The legislation introduced by the government would not impose a new contract, but does include a cooling-off period that would end the current job action until Aug. 31, making the teachers' current job action and any future strikes illegal, once it has passed into law.

B.C. Teachers' Federation president Susan Lambert criticized the legislation Tuesday, saying Education Minister George Abbott should have waited for the mediation process to play out.

"We've been working very hard … to dissuade the government from legislating a collective agreement and we felt … that this is the worst possible outcome and yet, Minister Abbott has persisted."

The BCTF is expected to hold a strike vote on Wednesday and Thursday, meaning the earliest possible date for a strike may be next week.

The BCTF will not be allowed to set up picket lines, the board ruled. The board also said it will review its ruling on a weekly basis. The teachers required the board's ruling to strike legally because they have been designated as an essential service by the government.

Mediator appointed by legislation

The government legislation also puts in place harsh financial penalties for teachers, unions and union representatives who take illegal strike action during the cooling-off period.

  • Teachers: $475 a day.
  • Union reps: $2,500 a day.
  • BCTF organization: $1.3 million a day.

At a news conference Tuesday afternoon, Lambert was highly critical of the fines in the legislation.

"This act is the height of political cynicism. It's much more of a political act than it is an education act," Lambert said. "The punitive fines for contravention of the act are outrageous and a deliberate attempt to intimidate, bully and bludgeon."

Since September, teachers have been conducting a limited legal job action, which has included refusing to meet with administrators, supervise recess or fill out report cards.

The government legislation would impose a mediator who will report back with non-binding recommendations by June 30. If the parties fail to reach an agreement with the mediator, the government could in separate legislation impose a new contract.

The legislation also extends the current BCTF contract, which expired last June, through the cooling-off period.

Net-zero mandate

Under the terms of the legislation introduced Tuesday afternoon, any settlement will have to meet the government's net-zero mandate, which essentially means the province is not prepared to consider any wage or benefit increases.

Lambert said the government killed the collective bargaining process with the bill.

"This act legislates the net-zero mandate for teachers and that will mean, just in terms of compensation alone, probably a cut of about $1,400 per year per teacher — so on the backs of the profession of teaching is the balancing of this government's budget."

The federation is asking for a 15 per cent wage increase over the three-year contract.
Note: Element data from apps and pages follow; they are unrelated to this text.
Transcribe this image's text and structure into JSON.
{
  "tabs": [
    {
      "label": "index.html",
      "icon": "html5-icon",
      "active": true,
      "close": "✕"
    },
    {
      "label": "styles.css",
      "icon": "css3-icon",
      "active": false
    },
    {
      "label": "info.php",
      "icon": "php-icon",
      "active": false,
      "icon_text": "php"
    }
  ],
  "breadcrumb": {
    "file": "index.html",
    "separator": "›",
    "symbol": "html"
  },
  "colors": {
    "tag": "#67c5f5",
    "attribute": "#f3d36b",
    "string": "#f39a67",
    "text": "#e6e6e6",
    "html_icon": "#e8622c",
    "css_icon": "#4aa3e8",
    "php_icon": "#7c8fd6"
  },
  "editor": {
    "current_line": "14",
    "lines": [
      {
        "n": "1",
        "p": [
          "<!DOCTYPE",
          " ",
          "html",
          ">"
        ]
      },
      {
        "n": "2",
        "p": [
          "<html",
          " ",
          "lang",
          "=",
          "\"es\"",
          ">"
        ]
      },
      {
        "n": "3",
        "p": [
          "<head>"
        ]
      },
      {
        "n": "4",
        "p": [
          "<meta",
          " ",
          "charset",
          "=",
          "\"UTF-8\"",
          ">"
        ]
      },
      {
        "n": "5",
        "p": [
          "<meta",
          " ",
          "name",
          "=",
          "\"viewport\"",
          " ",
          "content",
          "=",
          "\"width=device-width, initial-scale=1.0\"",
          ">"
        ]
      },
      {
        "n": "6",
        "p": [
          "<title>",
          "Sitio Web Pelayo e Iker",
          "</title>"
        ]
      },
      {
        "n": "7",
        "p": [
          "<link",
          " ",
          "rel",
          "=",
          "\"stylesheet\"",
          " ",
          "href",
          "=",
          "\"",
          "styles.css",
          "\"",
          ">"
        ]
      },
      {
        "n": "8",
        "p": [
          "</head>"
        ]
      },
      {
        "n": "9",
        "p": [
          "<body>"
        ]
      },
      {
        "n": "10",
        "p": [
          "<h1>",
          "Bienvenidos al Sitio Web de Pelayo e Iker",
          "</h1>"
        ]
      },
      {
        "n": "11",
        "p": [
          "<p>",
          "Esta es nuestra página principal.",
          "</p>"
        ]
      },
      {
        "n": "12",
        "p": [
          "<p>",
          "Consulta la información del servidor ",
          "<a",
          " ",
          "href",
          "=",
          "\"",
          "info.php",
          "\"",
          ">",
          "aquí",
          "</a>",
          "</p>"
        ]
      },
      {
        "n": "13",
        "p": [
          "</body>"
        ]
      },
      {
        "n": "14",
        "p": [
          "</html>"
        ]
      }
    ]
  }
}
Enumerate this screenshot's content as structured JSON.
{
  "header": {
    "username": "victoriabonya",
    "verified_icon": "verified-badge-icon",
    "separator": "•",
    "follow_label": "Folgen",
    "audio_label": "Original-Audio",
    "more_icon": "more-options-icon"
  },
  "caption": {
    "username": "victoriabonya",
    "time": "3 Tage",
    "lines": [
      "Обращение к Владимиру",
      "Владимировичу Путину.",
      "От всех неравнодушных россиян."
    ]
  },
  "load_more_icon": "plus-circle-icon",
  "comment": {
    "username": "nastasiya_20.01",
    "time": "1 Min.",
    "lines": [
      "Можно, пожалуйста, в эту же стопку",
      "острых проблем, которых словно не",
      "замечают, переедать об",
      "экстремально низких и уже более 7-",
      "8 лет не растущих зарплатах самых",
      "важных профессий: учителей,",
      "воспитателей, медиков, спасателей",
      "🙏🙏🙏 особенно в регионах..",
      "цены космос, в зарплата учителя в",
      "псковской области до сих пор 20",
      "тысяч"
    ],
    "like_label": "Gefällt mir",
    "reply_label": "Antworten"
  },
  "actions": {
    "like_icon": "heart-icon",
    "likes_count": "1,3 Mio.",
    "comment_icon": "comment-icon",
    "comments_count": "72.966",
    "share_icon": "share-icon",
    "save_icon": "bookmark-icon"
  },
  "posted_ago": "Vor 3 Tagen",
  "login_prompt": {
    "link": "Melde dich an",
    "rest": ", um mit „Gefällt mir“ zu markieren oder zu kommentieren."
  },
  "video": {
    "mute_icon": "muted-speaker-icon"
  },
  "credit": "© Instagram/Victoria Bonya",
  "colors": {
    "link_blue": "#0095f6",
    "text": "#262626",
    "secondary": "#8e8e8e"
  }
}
They have been without a contract since June 2011.

Meanwhile, frustrated Metro Vancouver students have turned to Facebook in an attempt to organize a walkout on Friday afternoon.

According to postings on the social media site, some students are proposing to leave class an hour early on Friday to meet at the Vancouver Art Gallery for a rally.